Problem to work on:
What is the number of lines below that contain the word "color"? Give only that number.

[Component data from apps and pages]
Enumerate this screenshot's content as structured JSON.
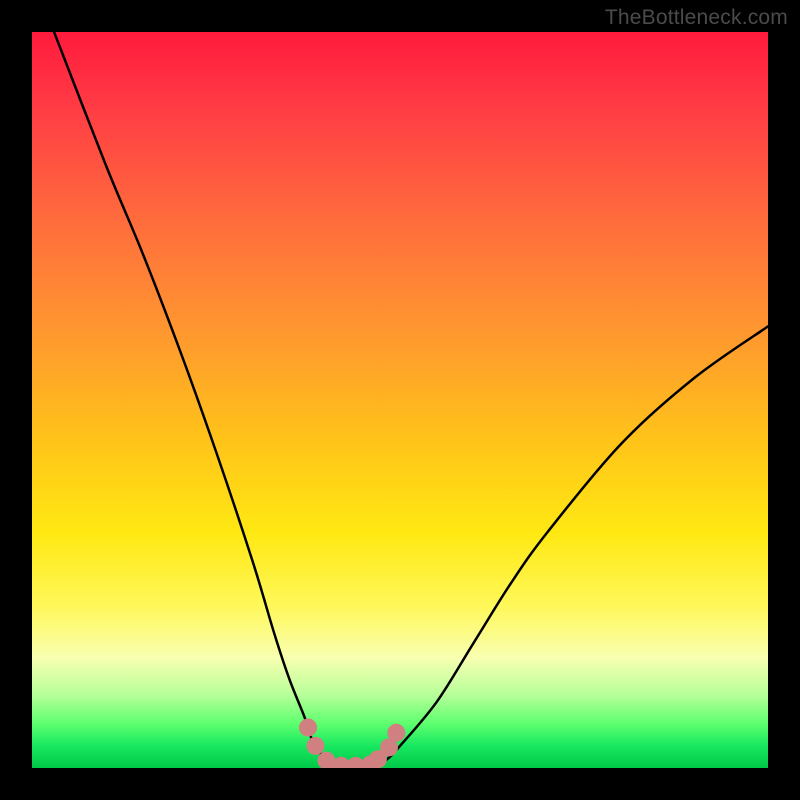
{
  "watermark": "TheBottleneck.com",
  "chart_data": {
    "type": "line",
    "title": "",
    "xlabel": "",
    "ylabel": "",
    "xlim": [
      0,
      100
    ],
    "ylim": [
      0,
      100
    ],
    "series": [
      {
        "name": "bottleneck-curve",
        "x": [
          3,
          10,
          15,
          20,
          25,
          30,
          33,
          35,
          37,
          38,
          40,
          42,
          44,
          46,
          48,
          50,
          55,
          60,
          65,
          70,
          80,
          90,
          100
        ],
        "values": [
          100,
          82,
          70,
          57,
          43,
          28,
          18,
          12,
          7,
          4,
          1,
          0,
          0,
          0,
          1,
          3,
          9,
          17,
          25,
          32,
          44,
          53,
          60
        ]
      }
    ],
    "trough_markers": {
      "name": "curve-floor-dots",
      "x": [
        37.5,
        38.5,
        40,
        42,
        44,
        46,
        47,
        48.5,
        49.5
      ],
      "values": [
        5.5,
        3,
        1,
        0.3,
        0.3,
        0.5,
        1.2,
        2.8,
        4.8
      ]
    },
    "background_gradient": {
      "orientation": "vertical",
      "stops": [
        {
          "pos": 0.0,
          "color": "#ff1a3c"
        },
        {
          "pos": 0.25,
          "color": "#ff6a3d"
        },
        {
          "pos": 0.55,
          "color": "#ffc21a"
        },
        {
          "pos": 0.78,
          "color": "#fff85a"
        },
        {
          "pos": 0.9,
          "color": "#b8ff9a"
        },
        {
          "pos": 1.0,
          "color": "#00c848"
        }
      ]
    }
  }
}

Expected output:
6